-------- Information supplied --------
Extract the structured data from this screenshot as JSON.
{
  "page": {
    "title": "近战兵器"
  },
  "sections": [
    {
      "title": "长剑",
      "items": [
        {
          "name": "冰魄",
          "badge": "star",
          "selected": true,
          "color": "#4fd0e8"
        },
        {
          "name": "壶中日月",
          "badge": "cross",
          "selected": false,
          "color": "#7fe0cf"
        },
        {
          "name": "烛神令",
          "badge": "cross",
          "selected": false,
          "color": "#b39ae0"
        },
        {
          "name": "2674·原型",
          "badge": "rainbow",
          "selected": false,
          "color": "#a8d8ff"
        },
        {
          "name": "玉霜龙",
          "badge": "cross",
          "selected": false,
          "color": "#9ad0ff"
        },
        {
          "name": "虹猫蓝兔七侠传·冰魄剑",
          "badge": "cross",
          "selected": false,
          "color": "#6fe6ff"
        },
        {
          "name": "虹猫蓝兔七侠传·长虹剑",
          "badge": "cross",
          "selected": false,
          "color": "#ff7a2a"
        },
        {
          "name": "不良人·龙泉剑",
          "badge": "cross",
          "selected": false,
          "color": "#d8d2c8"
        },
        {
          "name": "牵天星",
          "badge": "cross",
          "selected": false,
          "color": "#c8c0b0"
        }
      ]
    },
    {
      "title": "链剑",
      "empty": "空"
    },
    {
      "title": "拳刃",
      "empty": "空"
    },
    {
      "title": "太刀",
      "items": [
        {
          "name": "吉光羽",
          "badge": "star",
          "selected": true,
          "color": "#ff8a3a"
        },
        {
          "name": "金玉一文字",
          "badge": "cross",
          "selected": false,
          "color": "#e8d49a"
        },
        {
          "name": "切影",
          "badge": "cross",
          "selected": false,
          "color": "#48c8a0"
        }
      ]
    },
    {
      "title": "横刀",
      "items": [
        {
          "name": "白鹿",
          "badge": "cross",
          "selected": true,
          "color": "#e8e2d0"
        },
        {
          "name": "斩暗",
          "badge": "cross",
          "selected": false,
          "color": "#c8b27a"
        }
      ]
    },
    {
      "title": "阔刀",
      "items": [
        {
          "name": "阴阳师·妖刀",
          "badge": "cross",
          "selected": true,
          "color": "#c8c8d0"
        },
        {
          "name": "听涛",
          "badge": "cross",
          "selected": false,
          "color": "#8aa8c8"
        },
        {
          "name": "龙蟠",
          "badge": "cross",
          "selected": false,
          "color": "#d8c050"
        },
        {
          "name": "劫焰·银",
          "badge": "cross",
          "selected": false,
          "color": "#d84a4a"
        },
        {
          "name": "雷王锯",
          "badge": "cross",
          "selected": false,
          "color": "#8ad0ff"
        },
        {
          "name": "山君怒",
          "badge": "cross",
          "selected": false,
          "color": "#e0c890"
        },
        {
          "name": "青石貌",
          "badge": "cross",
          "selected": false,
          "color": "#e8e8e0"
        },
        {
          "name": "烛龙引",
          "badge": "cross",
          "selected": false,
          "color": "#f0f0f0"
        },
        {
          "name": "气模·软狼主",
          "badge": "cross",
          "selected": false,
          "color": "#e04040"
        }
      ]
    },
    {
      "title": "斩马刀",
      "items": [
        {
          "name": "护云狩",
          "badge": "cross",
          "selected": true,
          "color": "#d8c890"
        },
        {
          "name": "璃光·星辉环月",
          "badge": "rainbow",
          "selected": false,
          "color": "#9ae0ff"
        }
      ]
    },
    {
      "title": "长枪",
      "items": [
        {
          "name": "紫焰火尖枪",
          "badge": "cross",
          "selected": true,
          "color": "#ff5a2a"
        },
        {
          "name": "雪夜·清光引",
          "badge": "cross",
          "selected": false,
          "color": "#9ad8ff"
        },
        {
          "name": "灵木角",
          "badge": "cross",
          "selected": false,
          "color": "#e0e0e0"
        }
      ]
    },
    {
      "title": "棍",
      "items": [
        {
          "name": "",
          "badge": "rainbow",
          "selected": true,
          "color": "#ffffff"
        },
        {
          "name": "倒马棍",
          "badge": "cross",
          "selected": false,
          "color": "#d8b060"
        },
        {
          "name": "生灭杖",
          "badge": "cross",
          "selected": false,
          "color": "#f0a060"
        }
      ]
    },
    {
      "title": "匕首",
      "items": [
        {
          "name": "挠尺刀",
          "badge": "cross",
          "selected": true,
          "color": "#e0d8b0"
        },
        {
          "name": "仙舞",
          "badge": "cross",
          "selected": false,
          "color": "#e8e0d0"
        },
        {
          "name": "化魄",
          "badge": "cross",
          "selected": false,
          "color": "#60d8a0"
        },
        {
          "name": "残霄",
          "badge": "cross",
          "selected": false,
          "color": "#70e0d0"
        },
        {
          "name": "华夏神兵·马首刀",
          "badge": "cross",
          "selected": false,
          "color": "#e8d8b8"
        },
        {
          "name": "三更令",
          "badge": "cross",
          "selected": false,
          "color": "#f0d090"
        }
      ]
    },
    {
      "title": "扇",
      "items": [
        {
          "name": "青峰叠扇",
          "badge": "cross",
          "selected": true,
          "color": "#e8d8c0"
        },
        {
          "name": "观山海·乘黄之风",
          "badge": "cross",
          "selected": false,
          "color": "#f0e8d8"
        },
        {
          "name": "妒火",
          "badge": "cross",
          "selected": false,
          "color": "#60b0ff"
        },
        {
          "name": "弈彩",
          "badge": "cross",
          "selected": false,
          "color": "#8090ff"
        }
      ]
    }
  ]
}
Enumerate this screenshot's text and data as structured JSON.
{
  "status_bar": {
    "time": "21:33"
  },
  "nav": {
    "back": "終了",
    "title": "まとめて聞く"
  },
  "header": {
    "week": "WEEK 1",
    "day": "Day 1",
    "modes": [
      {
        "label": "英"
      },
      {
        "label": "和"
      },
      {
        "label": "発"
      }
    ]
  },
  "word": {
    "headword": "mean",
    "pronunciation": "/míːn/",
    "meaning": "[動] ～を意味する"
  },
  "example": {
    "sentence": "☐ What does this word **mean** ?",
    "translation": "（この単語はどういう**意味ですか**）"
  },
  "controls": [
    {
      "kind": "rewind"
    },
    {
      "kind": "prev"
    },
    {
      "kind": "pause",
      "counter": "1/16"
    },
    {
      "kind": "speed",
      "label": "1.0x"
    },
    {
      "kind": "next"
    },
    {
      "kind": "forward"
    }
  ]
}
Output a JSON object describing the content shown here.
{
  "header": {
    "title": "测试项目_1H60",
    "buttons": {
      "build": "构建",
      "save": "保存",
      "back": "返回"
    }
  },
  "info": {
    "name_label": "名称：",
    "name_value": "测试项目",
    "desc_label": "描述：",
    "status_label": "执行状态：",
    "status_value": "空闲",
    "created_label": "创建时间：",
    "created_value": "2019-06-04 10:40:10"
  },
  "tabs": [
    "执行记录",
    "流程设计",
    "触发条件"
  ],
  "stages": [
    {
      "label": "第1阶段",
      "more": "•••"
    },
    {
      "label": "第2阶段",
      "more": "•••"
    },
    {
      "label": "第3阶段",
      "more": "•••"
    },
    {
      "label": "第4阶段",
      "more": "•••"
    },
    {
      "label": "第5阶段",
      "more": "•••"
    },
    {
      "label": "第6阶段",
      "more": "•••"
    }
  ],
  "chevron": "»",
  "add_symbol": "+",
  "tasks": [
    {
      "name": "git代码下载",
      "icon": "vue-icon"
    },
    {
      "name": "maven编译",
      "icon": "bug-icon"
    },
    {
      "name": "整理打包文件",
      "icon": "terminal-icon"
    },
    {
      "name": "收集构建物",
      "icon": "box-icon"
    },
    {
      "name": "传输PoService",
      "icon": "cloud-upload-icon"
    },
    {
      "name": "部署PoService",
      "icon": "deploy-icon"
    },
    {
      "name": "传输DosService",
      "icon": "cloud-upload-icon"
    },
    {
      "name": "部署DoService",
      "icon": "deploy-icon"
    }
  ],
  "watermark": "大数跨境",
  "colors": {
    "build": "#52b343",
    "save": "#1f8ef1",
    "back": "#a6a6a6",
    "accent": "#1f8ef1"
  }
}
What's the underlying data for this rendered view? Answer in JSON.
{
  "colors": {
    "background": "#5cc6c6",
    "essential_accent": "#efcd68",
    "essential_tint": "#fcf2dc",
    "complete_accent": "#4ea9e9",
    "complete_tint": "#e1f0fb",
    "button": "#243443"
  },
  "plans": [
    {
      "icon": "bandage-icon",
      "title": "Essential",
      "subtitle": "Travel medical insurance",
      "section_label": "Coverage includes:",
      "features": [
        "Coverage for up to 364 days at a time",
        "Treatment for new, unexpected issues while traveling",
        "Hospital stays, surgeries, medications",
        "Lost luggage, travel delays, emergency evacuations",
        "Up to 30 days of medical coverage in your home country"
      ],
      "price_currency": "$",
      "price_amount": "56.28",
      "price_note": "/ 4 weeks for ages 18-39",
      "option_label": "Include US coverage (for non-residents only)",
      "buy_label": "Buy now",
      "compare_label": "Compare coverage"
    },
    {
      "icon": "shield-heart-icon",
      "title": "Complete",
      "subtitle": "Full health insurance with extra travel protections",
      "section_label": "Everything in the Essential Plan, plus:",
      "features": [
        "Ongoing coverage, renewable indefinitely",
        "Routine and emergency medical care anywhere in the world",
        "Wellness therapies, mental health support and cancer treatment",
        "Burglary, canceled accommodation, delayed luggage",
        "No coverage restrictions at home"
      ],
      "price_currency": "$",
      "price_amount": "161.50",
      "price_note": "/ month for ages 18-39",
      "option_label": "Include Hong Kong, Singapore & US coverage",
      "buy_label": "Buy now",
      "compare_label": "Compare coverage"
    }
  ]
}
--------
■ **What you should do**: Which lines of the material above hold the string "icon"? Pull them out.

■ **Expected answer**:
      "icon": "vue-icon"
      "icon": "bug-icon"
      "icon": "terminal-icon"
      "icon": "box-icon"
      "icon": "cloud-upload-icon"
      "icon": "deploy-icon"
      "icon": "cloud-upload-icon"
      "icon": "deploy-icon"
      "icon": "bandage-icon",
      "icon": "shield-heart-icon",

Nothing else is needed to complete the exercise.